When scanning the data, count every line with "this" in it, and report only the resulting number.
+ + + + + + +
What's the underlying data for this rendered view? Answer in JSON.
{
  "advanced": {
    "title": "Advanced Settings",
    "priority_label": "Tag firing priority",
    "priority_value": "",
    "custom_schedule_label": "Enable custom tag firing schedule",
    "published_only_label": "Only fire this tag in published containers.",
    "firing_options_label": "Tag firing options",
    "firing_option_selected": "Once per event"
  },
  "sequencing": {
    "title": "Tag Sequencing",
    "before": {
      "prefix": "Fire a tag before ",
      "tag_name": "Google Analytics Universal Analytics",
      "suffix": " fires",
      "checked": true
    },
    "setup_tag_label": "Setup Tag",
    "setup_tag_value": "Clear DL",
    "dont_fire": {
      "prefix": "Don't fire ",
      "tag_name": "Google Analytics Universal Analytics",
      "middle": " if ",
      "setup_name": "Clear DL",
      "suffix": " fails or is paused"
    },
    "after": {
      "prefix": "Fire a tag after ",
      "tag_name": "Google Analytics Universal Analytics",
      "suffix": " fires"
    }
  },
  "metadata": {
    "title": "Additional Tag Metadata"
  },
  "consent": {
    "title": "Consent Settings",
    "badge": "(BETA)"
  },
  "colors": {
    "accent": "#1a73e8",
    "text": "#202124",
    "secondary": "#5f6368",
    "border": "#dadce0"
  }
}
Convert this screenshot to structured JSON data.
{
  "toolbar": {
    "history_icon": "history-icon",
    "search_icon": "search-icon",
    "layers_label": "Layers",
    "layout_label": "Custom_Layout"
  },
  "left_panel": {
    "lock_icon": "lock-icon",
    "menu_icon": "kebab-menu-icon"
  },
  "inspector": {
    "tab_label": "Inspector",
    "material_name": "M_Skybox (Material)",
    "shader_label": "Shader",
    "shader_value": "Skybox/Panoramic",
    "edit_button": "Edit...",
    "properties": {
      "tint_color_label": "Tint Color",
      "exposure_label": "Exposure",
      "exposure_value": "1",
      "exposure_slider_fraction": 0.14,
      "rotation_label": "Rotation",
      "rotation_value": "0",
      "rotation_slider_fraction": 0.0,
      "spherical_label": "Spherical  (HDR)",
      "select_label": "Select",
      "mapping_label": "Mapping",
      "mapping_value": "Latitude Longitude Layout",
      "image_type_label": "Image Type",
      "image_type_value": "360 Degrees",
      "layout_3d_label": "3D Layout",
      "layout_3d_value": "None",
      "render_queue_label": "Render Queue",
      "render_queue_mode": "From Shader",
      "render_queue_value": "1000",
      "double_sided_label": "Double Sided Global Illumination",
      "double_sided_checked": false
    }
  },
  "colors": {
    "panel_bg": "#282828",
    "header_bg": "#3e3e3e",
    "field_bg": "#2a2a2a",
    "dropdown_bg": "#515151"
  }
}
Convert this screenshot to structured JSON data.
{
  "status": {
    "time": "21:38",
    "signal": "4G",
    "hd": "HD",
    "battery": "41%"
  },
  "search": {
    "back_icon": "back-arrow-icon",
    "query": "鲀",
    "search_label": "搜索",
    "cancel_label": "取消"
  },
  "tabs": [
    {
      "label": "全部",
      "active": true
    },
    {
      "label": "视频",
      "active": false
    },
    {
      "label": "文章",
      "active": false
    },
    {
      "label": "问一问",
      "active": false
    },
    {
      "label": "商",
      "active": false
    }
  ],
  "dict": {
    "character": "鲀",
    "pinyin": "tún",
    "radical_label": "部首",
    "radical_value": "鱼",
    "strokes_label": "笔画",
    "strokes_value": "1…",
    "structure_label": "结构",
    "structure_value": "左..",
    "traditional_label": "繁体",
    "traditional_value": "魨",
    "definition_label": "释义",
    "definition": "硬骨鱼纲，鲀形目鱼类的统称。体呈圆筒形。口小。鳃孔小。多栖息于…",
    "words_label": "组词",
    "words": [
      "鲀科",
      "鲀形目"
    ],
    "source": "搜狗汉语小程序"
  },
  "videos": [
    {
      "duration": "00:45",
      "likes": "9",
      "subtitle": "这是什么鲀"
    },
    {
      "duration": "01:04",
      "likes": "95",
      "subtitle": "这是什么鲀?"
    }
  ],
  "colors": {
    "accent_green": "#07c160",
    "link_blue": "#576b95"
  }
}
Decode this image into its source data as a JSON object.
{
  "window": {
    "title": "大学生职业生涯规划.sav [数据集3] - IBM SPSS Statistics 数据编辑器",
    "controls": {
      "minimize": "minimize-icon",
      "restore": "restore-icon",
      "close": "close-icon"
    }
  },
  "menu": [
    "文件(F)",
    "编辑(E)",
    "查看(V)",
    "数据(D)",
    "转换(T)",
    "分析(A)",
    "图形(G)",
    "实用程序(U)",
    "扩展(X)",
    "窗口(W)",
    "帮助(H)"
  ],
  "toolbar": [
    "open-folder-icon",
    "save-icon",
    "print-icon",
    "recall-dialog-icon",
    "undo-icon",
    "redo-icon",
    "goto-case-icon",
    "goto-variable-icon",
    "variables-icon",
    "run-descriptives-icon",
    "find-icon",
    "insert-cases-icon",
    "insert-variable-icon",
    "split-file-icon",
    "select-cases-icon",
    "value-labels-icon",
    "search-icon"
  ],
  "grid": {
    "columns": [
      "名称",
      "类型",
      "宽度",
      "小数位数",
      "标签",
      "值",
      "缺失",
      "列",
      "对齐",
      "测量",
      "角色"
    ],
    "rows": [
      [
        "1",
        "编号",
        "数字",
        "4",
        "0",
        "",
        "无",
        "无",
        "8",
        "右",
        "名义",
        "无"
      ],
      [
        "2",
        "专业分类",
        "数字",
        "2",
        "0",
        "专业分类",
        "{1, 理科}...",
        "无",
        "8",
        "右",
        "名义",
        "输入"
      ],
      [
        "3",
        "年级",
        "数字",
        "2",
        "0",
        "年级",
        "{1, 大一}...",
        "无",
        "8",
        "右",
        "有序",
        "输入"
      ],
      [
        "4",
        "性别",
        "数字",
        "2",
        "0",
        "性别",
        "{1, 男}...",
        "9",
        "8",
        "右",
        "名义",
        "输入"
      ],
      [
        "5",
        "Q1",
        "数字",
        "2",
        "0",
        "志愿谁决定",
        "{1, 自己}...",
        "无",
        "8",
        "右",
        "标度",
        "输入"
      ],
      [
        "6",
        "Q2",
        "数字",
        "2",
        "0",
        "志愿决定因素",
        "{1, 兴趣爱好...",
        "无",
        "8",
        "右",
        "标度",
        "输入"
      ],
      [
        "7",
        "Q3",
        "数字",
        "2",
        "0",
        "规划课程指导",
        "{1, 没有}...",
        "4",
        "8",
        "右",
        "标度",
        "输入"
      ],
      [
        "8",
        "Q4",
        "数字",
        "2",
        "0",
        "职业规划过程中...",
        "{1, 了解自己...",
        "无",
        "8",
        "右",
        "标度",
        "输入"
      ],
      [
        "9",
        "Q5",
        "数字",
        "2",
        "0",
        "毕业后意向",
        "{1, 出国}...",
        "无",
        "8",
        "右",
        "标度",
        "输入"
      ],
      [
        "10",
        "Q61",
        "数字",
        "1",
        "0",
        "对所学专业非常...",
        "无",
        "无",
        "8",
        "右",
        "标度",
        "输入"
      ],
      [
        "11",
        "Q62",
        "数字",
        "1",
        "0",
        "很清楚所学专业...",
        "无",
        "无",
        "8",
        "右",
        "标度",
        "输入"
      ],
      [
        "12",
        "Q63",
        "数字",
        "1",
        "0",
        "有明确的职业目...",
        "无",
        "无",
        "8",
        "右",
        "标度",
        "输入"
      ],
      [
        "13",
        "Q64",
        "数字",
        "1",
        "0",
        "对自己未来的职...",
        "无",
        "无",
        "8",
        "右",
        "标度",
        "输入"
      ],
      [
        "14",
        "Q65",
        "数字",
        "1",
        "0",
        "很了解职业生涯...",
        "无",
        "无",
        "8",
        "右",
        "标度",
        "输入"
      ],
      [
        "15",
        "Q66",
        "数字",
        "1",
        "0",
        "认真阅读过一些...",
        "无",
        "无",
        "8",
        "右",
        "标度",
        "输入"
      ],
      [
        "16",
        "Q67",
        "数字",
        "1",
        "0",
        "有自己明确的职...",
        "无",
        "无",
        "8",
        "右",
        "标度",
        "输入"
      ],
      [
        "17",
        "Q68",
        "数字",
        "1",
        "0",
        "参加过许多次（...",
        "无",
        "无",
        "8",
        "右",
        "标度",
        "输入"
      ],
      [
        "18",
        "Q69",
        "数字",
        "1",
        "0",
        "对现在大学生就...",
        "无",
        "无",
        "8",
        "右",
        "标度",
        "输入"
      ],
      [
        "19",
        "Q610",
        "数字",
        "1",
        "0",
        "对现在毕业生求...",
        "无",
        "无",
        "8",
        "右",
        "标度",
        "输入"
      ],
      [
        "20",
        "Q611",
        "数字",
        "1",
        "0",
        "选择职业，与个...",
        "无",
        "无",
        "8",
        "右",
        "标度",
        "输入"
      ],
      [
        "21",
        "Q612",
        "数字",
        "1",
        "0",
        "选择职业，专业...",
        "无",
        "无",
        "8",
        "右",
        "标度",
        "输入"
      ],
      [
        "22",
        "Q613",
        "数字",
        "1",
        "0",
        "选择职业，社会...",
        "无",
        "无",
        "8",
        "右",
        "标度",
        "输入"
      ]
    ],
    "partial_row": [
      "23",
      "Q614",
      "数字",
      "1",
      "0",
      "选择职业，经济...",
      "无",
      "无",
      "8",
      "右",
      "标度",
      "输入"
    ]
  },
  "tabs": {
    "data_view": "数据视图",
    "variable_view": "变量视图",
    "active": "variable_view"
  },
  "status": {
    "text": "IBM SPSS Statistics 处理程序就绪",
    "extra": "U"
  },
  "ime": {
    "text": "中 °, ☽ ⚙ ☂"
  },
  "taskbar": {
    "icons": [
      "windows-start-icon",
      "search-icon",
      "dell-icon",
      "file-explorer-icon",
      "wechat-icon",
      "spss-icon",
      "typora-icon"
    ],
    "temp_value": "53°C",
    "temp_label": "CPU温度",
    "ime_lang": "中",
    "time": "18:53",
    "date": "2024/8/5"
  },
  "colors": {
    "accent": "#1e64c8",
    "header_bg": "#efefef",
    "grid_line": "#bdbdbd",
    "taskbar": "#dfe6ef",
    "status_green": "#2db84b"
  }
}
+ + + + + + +
_OUTPUT OF THE TASK:_
5